<<<<

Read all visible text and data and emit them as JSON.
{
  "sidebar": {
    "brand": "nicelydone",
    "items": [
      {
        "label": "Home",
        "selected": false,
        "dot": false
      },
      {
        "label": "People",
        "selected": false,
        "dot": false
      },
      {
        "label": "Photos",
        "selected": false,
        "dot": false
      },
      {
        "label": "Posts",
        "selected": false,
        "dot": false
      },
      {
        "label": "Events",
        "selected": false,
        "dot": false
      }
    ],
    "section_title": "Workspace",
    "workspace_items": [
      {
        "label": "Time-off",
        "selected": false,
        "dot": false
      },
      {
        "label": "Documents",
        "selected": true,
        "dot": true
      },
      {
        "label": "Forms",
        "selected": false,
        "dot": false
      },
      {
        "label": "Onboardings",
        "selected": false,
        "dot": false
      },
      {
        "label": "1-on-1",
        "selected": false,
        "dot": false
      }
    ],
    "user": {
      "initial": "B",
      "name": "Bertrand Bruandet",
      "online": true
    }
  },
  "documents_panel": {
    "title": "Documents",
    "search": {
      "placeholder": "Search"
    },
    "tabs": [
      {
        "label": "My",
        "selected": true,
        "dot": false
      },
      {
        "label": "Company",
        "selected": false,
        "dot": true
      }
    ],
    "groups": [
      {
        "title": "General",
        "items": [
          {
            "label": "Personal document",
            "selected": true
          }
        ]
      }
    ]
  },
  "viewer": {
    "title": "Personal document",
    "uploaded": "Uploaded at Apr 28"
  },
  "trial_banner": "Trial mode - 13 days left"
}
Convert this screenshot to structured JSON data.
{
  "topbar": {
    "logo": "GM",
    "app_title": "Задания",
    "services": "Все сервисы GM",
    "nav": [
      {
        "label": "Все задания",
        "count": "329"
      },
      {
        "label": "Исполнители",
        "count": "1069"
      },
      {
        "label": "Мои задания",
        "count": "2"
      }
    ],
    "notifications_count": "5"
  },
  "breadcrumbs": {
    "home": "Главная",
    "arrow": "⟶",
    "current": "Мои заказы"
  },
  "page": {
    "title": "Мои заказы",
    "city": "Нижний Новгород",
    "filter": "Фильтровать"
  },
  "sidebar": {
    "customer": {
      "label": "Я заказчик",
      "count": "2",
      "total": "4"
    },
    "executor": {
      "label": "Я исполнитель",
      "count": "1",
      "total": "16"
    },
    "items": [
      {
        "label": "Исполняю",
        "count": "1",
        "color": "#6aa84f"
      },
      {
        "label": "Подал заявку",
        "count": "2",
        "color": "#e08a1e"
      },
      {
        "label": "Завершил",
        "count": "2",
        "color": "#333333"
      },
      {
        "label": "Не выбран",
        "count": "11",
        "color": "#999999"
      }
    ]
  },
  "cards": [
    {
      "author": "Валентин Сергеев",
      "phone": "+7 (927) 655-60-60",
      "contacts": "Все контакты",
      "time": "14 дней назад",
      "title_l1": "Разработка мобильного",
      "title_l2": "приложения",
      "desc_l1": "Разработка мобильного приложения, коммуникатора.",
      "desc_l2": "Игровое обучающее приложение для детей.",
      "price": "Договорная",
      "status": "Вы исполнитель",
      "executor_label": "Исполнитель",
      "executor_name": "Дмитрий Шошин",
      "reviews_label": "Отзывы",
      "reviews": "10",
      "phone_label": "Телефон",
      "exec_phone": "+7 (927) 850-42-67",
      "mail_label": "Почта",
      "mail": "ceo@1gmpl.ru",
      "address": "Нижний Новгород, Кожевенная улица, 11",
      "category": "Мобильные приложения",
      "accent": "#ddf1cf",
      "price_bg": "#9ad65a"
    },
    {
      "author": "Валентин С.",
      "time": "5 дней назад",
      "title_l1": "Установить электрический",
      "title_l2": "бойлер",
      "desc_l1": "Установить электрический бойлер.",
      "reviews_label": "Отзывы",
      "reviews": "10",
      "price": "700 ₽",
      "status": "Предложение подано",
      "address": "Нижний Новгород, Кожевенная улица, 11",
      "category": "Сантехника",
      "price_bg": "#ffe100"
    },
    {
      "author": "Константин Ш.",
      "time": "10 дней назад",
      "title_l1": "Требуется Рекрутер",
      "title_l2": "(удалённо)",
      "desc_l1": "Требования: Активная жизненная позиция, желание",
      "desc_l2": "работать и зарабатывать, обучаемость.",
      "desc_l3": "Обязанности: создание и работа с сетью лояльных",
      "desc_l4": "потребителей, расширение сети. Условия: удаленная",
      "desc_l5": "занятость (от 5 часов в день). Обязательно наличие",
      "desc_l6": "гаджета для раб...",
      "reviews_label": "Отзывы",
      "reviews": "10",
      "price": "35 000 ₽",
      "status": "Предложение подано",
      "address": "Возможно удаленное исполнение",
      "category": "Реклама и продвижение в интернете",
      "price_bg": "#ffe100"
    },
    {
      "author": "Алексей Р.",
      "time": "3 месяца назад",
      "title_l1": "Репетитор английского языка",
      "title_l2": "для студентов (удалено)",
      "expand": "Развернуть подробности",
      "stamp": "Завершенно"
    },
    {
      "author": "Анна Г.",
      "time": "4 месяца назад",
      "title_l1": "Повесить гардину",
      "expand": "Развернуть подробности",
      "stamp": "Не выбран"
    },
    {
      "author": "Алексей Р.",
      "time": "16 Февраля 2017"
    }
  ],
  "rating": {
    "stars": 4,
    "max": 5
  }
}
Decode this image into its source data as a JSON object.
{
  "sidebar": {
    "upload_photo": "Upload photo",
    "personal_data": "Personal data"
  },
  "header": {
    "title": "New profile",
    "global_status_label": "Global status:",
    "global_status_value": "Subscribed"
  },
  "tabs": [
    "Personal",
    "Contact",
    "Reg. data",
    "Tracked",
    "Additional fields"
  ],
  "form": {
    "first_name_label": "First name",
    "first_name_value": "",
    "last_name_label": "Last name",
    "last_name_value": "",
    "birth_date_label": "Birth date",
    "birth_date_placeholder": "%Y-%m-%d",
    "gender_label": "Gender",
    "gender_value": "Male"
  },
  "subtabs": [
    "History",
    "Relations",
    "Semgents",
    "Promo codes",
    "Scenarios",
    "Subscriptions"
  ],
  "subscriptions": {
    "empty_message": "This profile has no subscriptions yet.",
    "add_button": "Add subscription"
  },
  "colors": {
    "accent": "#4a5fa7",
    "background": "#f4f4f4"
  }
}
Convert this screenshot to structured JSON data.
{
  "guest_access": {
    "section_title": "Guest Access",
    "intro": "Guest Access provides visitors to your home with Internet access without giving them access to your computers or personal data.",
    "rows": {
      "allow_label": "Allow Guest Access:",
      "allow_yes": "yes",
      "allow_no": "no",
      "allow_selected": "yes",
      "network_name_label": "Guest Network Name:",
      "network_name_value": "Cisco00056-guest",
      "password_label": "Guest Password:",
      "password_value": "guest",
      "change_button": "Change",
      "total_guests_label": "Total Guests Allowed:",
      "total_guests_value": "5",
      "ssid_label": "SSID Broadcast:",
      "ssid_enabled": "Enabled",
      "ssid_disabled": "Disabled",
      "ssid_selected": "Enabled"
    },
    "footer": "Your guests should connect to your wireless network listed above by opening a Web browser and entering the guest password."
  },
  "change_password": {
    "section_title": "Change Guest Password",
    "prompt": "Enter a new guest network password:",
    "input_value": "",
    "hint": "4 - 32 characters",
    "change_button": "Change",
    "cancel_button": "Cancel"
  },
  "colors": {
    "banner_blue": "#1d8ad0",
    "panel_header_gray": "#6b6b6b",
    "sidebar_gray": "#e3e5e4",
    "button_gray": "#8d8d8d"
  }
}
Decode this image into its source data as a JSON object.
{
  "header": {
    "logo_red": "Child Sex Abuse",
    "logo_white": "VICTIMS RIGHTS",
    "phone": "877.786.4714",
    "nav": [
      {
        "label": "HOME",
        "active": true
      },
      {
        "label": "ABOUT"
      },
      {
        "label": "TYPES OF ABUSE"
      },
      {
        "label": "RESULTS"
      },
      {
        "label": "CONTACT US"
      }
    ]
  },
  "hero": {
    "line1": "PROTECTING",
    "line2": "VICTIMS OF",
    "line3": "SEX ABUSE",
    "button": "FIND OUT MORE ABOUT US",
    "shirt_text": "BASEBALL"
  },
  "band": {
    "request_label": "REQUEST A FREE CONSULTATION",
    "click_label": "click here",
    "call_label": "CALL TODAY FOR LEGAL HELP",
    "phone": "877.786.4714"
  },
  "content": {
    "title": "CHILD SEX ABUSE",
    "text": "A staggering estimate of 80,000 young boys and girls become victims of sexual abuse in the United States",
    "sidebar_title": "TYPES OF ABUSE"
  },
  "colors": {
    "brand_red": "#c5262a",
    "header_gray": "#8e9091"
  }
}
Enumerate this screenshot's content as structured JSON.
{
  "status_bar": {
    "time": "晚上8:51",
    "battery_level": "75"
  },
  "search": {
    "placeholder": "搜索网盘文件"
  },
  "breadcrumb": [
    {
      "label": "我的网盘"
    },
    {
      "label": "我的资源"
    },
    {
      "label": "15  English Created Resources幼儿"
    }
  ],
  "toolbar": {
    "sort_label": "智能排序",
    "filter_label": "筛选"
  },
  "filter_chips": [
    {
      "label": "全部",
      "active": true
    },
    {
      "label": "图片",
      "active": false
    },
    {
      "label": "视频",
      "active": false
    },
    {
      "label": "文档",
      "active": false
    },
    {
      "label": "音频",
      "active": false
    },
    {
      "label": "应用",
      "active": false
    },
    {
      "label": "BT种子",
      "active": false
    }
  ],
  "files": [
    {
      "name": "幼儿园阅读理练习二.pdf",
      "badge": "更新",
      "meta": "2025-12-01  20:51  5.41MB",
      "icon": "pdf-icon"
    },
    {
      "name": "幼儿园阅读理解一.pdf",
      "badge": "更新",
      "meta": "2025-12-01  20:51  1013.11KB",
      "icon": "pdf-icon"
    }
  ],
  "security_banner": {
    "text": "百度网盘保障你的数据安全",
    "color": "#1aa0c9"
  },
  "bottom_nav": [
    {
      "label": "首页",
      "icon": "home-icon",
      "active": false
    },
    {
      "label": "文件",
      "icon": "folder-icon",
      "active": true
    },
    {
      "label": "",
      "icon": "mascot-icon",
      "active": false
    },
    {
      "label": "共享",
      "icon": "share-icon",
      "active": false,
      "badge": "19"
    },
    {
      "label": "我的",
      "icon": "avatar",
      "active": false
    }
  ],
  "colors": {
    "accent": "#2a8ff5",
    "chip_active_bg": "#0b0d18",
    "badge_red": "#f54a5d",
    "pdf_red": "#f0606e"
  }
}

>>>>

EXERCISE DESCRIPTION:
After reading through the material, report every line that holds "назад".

ANSWER TO THE PROBLEM:
      "time": "14 дней назад",
      "time": "5 дней назад",
      "time": "10 дней назад",
      "time": "3 месяца назад",
      "time": "4 месяца назад",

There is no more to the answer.